I read a poem by Thom Shuman yesterday and today that touched on this. The whole poem can be found here, but here are the words that punched me in my stomach and my conscience:
Heartbreaking and TRUE.
Even among those who claim to have so much in common, such as the people at our table, there are lines being drawn, things we will and will not accept, things that we lay out there that keep us from being ONE. Unity. Community. Communion. Respect. That’s what we are called to do, isn’t it? Be with each other. Love each other.
It breaks my heart to hear how those of us who claim to follow someone who was Light and Love personified are so filled with darkness and doubt and, in that, we hurt rather than love. Like a father who chooses things over his children, all the while assisting in leading worship. Or a family who tells their daughter her classmate and friend is not welcome in their home because she has different beliefs. Or the young woman in my Sister Circle who said she was stared at and felt uncomfortable when she walked into a local church–said she guessed she wasn’t dressed right or made folks ill at ease. Or a kind-hearted and funny young man who insists nothing other than the King James version is acceptable. (If only he had said it’s the version he preferred–this would have turned out so differently.) The lines being drawn are only hurtful and confuse those looking to us to help share the Light and Love we follow.
I just read something my daughter wrote tonight. It made my heart leap with joy. (Literally, I’m skilled like that.) As she wrote about her friends at college, she gave everyone a charge at the end of her post:
If we could do this instead of backstabbing folks with our judgments or slamming doors of intolerance in their faces or just plain ignoring folks–if only we could do this. Be the defensive tackles or running backs or tight ends and tackle folks with Love and Light, then, oh boy, THEN the pieces of our broken world could start healing, and maybe just maybe we could, in the words of Thom Shuman, we could be one.

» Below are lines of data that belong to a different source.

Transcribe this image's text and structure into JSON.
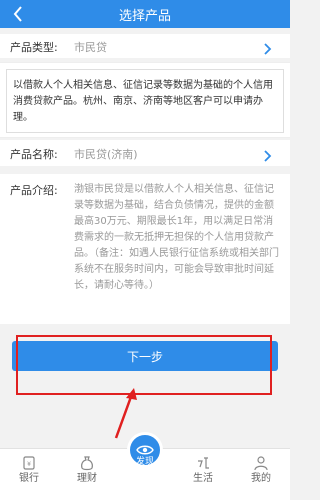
{
  "header": {
    "title": "选择产品"
  },
  "product_type": {
    "label": "产品类型:",
    "value": "市民贷"
  },
  "description": "以借款人个人相关信息、征信记录等数据为基础的个人信用消费贷款产品。杭州、南京、济南等地区客户可以申请办理。",
  "product_name": {
    "label": "产品名称:",
    "value": "市民贷(济南)"
  },
  "product_intro": {
    "label": "产品介绍:",
    "text": "渤银市民贷是以借款人个人相关信息、征信记录等数据为基础，结合负债情况，提供的金额最高30万元、期限最长1年，用以满足日常消费需求的一款无抵押无担保的个人信用贷款产品。（备注：如遇人民银行征信系统或相关部门系统不在服务时间内，可能会导致审批时间延长，请耐心等待。）"
  },
  "next_button": "下一步",
  "tabbar": {
    "bank": "银行",
    "finance": "理财",
    "discover": "发现",
    "life": "生活",
    "mine": "我的"
  },
  "colors": {
    "brand": "#2f8ce8",
    "highlight": "#e02020"
  }
}
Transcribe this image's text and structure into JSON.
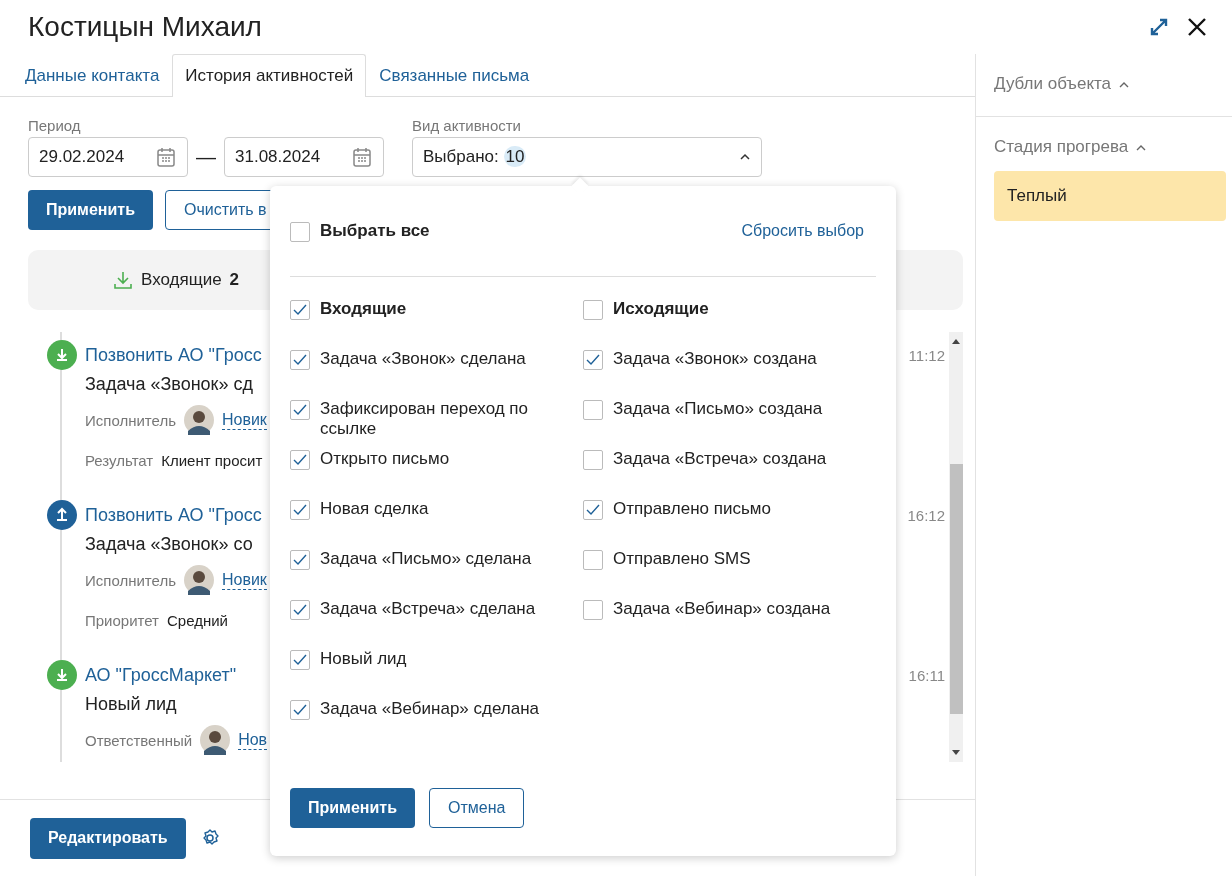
{
  "title": "Костицын Михаил",
  "tabs": [
    {
      "label": "Данные контакта",
      "selected": false
    },
    {
      "label": "История активностей",
      "selected": true
    },
    {
      "label": "Связанные письма",
      "selected": false
    }
  ],
  "filters": {
    "period_label": "Период",
    "date_from": "29.02.2024",
    "date_to": "31.08.2024",
    "dash": "—",
    "activity_label": "Вид активности",
    "activity_value": "Выбрано:",
    "activity_count": "10",
    "expanded": true
  },
  "filter_buttons": {
    "apply": "Применить",
    "clear": "Очистить в"
  },
  "summary": {
    "label": "Входящие",
    "count": "2"
  },
  "feed": [
    {
      "kind": "incoming",
      "title": "Позвонить АО \"Гросс",
      "subtitle": "Задача «Звонок» сд",
      "time": "11:12",
      "fields": [
        {
          "kind": "person",
          "label": "Исполнитель",
          "value": "Новик"
        },
        {
          "kind": "text",
          "label": "Результат",
          "value": "Клиент просит"
        }
      ]
    },
    {
      "kind": "outgoing",
      "title": "Позвонить АО \"Гросс",
      "subtitle": "Задача «Звонок» со",
      "time": "16:12",
      "fields": [
        {
          "kind": "person",
          "label": "Исполнитель",
          "value": "Новик"
        },
        {
          "kind": "text",
          "label": "Приоритет",
          "value": "Средний"
        }
      ]
    },
    {
      "kind": "incoming",
      "title": "АО \"ГроссМаркет\"",
      "subtitle": "Новый лид",
      "time": "16:11",
      "fields": [
        {
          "kind": "person",
          "label": "Ответственный",
          "value": "Нов"
        }
      ]
    }
  ],
  "footer": {
    "edit": "Редактировать"
  },
  "sidebar": [
    {
      "title": "Дубли объекта",
      "expanded": true
    },
    {
      "title": "Стадия прогрева",
      "expanded": true,
      "stage": "Теплый"
    }
  ],
  "dropdown": {
    "select_all": {
      "label": "Выбрать все",
      "checked": false
    },
    "reset": "Сбросить выбор",
    "columns": [
      [
        {
          "kind": "group",
          "label": "Входящие",
          "checked": true
        },
        {
          "kind": "option",
          "label": "Задача «Звонок» сделана",
          "checked": true
        },
        {
          "kind": "option",
          "label": "Зафиксирован переход по ссылке",
          "checked": true
        },
        {
          "kind": "option",
          "label": "Открыто письмо",
          "checked": true
        },
        {
          "kind": "option",
          "label": "Новая сделка",
          "checked": true
        },
        {
          "kind": "option",
          "label": "Задача «Письмо» сделана",
          "checked": true
        },
        {
          "kind": "option",
          "label": "Задача «Встреча» сделана",
          "checked": true
        },
        {
          "kind": "option",
          "label": "Новый лид",
          "checked": true
        },
        {
          "kind": "option",
          "label": "Задача «Вебинар» сделана",
          "checked": true
        }
      ],
      [
        {
          "kind": "group",
          "label": "Исходящие",
          "checked": false
        },
        {
          "kind": "option",
          "label": "Задача «Звонок» создана",
          "checked": true
        },
        {
          "kind": "option",
          "label": "Задача «Письмо» создана",
          "checked": false
        },
        {
          "kind": "option",
          "label": "Задача «Встреча» создана",
          "checked": false
        },
        {
          "kind": "option",
          "label": "Отправлено письмо",
          "checked": true
        },
        {
          "kind": "option",
          "label": "Отправлено SMS",
          "checked": false
        },
        {
          "kind": "option",
          "label": "Задача «Вебинар» создана",
          "checked": false
        }
      ]
    ],
    "apply": "Применить",
    "cancel": "Отмена"
  }
}
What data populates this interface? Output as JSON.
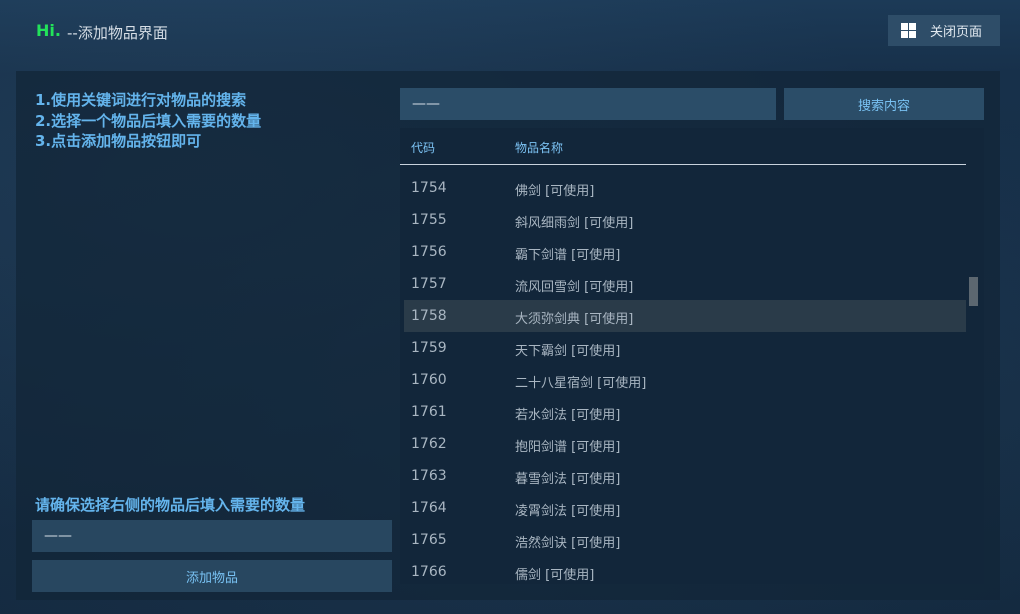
{
  "header": {
    "greeting": "Hi.",
    "title": "--添加物品界面",
    "close_button": "关闭页面"
  },
  "instructions": [
    "1.使用关键词进行对物品的搜索",
    "2.选择一个物品后填入需要的数量",
    "3.点击添加物品按钮即可"
  ],
  "hint": "请确保选择右侧的物品后填入需要的数量",
  "quantity_input": {
    "value": "——"
  },
  "add_button": "添加物品",
  "search": {
    "value": "——",
    "button": "搜索内容"
  },
  "table": {
    "columns": [
      "代码",
      "物品名称"
    ],
    "rows": [
      {
        "code": "1754",
        "name": "佛剑 [可使用]"
      },
      {
        "code": "1755",
        "name": "斜风细雨剑 [可使用]"
      },
      {
        "code": "1756",
        "name": "霸下剑谱 [可使用]"
      },
      {
        "code": "1757",
        "name": "流风回雪剑 [可使用]"
      },
      {
        "code": "1758",
        "name": "大须弥剑典 [可使用]"
      },
      {
        "code": "1759",
        "name": "天下霸剑 [可使用]"
      },
      {
        "code": "1760",
        "name": "二十八星宿剑 [可使用]"
      },
      {
        "code": "1761",
        "name": "若水剑法 [可使用]"
      },
      {
        "code": "1762",
        "name": "抱阳剑谱 [可使用]"
      },
      {
        "code": "1763",
        "name": "暮雪剑法 [可使用]"
      },
      {
        "code": "1764",
        "name": "凌霄剑法 [可使用]"
      },
      {
        "code": "1765",
        "name": "浩然剑诀 [可使用]"
      },
      {
        "code": "1766",
        "name": "儒剑 [可使用]"
      }
    ],
    "selected_code": "1758"
  },
  "colors": {
    "greeting": "#22e35a",
    "instruction_text": "#64b4ec",
    "button_bg": "#284760",
    "selected_row": "#2a3b49"
  },
  "icons": {
    "close_button": "windows-grid-icon"
  }
}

(Boy that would have been so much better if I knew football positions worth a flip, huh? Grace abounds, people, grace abounds. Go tackle somebody. Love to all.)